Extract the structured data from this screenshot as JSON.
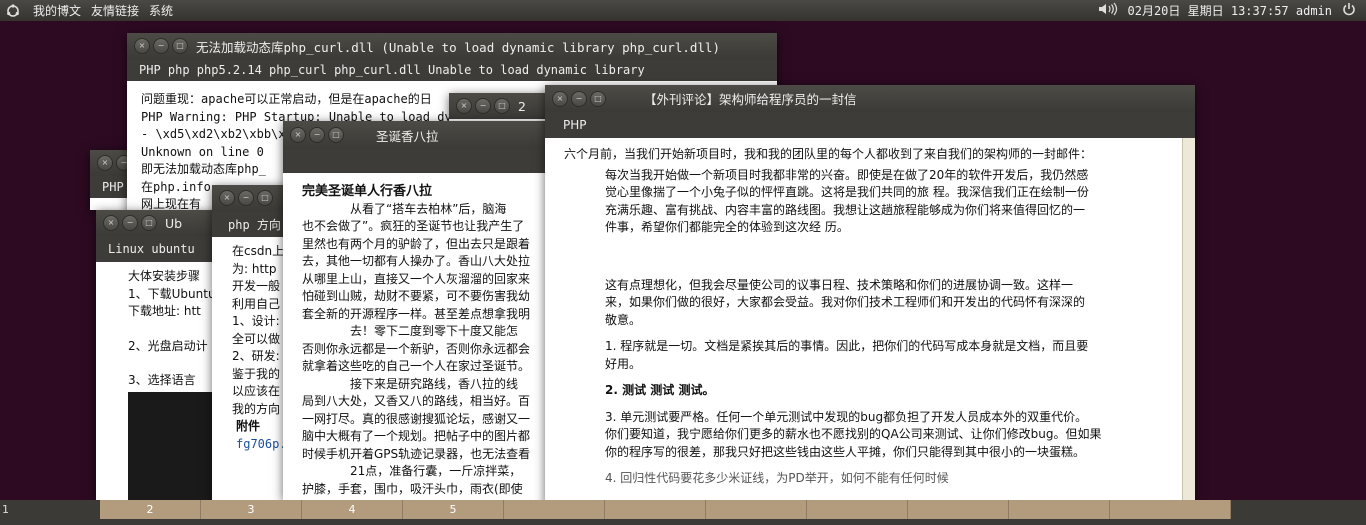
{
  "top_panel": {
    "menus": [
      "我的博文",
      "友情链接",
      "系统"
    ],
    "volume_icon": "speaker-icon",
    "datetime": "02月20日 星期日 13:37:57 admin",
    "power_icon": "power-icon"
  },
  "windows": {
    "php_curl": {
      "title": "无法加载动态库php_curl.dll (Unable to load dynamic library php_curl.dll)",
      "tags": "PHP php php5.2.14 php_curl php_curl.dll Unable to load dynamic library",
      "lines": [
        "问题重现：apache可以正常启动，但是在apache的日",
        "PHP Warning:  PHP Startup: Unable to load dynamic",
        "- \\xd5\\xd2\\xb2\\xbb\\x",
        "Unknown on line 0",
        "即无法加载动态库php_",
        "在php.info",
        "网上现在有"
      ]
    },
    "ubuntu_small": {
      "tag": "PHP"
    },
    "ubuntu": {
      "title": "Ub",
      "tag": "Linux ubuntu",
      "lines": [
        "大体安装步骤",
        "1、下载Ubuntu",
        "下载地址: htt",
        "",
        "2、光盘启动计",
        "",
        "3、选择语言"
      ]
    },
    "php_dir": {
      "title": "php 方向",
      "lines": [
        "在csdn上",
        "为: http",
        "开发一般",
        "利用自己",
        "1、设计:",
        "全可以做",
        "2、研发:",
        "鉴于我的",
        "以应该在",
        "我的方向"
      ],
      "attach_label": "附件",
      "attach_link": "fg706p."
    },
    "christmas": {
      "title": "圣诞香八拉",
      "heading": "完美圣诞单人行香八拉",
      "lines": [
        "　　　　从看了“搭车去柏林”后，脑海",
        "也不会做了”。疯狂的圣诞节也让我产生了",
        "里然也有两个月的驴龄了，但出去只是跟着",
        "去，其他一切都有人操办了。香山八大处拉",
        "从哪里上山，直接又一个人灰溜溜的回家来",
        "怕碰到山贼，劫财不要紧，可不要伤害我幼",
        "套全新的开源程序一样。甚至差点想拿我明",
        "　　　　去！零下二度到零下十度又能怎",
        "否则你永远都是一个新驴，否则你永远都会",
        "就拿着这些吃的自己一个人在家过圣诞节。",
        "　　　　接下来是研究路线，香八拉的线",
        "局到八大处，又香又八的路线，相当好。百",
        "一网打尽。真的很感谢搜狐论坛，感谢又一",
        "脑中大概有了一个规划。把帖子中的图片都",
        "时候手机开着GPS轨迹记录器，也无法查看",
        "　　　　21点，准备行囊，一斤凉拌菜，",
        "护膝，手套，围巾，吸汗头巾，雨衣(即使"
      ]
    },
    "small_2": {
      "title": "2"
    },
    "letter": {
      "title": "【外刊评论】架构师给程序员的一封信",
      "tag": "PHP",
      "intro": "六个月前，当我们开始新项目时，我和我的团队里的每个人都收到了来自我们的架构师的一封邮件：",
      "quote": [
        "每次当我开始做一个新项目时我都非常的兴奋。即使是在做了20年的软件开发后，我仍然感",
        "觉心里像揣了一个小兔子似的怦怦直跳。这将是我们共同的旅 程。我深信我们正在绘制一份",
        "充满乐趣、富有挑战、内容丰富的路线图。我想让这趟旅程能够成为你们将来值得回忆的一",
        "件事，希望你们都能完全的体验到这次经 历。"
      ],
      "p2": [
        "这有点理想化，但我会尽量使公司的议事日程、技术策略和你们的进展协调一致。这样一",
        "来，如果你们做的很好，大家都会受益。我对你们技术工程师们和开发出的代码怀有深深的",
        "敬意。"
      ],
      "p3": [
        "1. 程序就是一切。文档是紧挨其后的事情。因此，把你们的代码写成本身就是文档，而且要",
        "好用。"
      ],
      "p4": "2. 测试 测试 测试。",
      "p5": [
        "3. 单元测试要严格。任何一个单元测试中发现的bug都负担了开发人员成本外的双重代价。",
        "你们要知道，我宁愿给你们更多的薪水也不愿找别的QA公司来测试、让你们修改bug。但如果",
        "你的程序写的很差，那我只好把这些钱由这些人平摊，你们只能得到其中很小的一块蛋糕。"
      ],
      "p6": "4. 回归性代码要花多少米证线，为PD举开，如何不能有任何时候"
    }
  },
  "bottom_panel": {
    "workspaces": [
      "1",
      "2",
      "3",
      "4",
      "5",
      "",
      "",
      "",
      "",
      "",
      "",
      ""
    ]
  }
}
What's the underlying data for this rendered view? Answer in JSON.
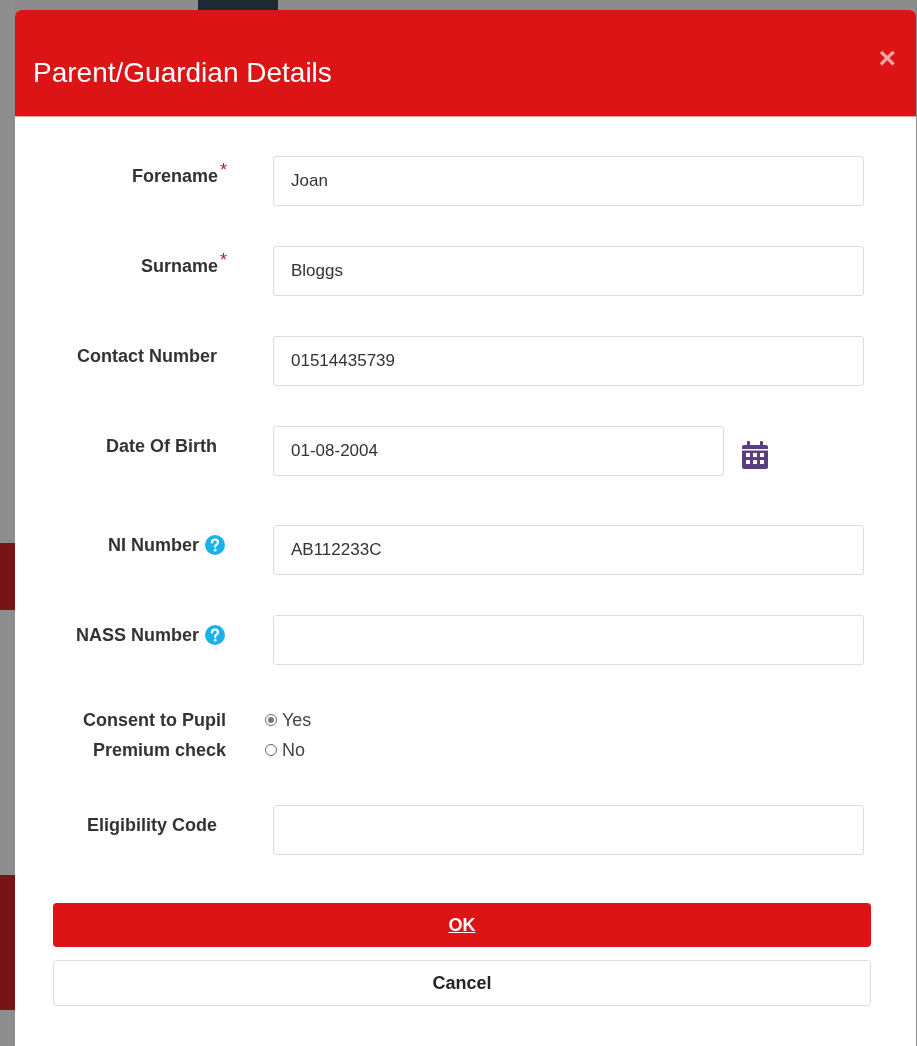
{
  "dialog": {
    "title": "Parent/Guardian Details",
    "close": "×"
  },
  "fields": [
    {
      "kind": "text",
      "label": "Forename",
      "required_mark": "*",
      "value": "Joan"
    },
    {
      "kind": "text",
      "label": "Surname",
      "required_mark": "*",
      "value": "Bloggs"
    },
    {
      "kind": "text",
      "label": "Contact Number",
      "value": "01514435739"
    },
    {
      "kind": "date",
      "label": "Date Of Birth",
      "value": "01-08-2004"
    },
    {
      "kind": "text",
      "label": "NI Number",
      "help": true,
      "value": "AB112233C"
    },
    {
      "kind": "text",
      "label": "NASS Number",
      "help": true
    },
    {
      "kind": "radio",
      "label": "Consent to Pupil Premium check",
      "options": [
        {
          "label": "Yes",
          "selected": true
        },
        {
          "label": "No",
          "selected": false
        }
      ]
    },
    {
      "kind": "text",
      "label": "Eligibility Code"
    }
  ],
  "buttons": [
    {
      "kind": "primary",
      "label": "OK"
    },
    {
      "kind": "secondary",
      "label": "Cancel"
    }
  ]
}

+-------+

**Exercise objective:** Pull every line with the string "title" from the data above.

**Solution to this task:**
      "title": "无法加载动态库php_curl.dll (Unable to load dynamic library php_curl.dll)",
      "title": "Ub",
      "title": "php 方向",
      "title": "圣诞香八拉",
      "title": "2"
      "title": "【外刊评论】架构师给程序员的一封信",
    "title": "Parent/Guardian Details",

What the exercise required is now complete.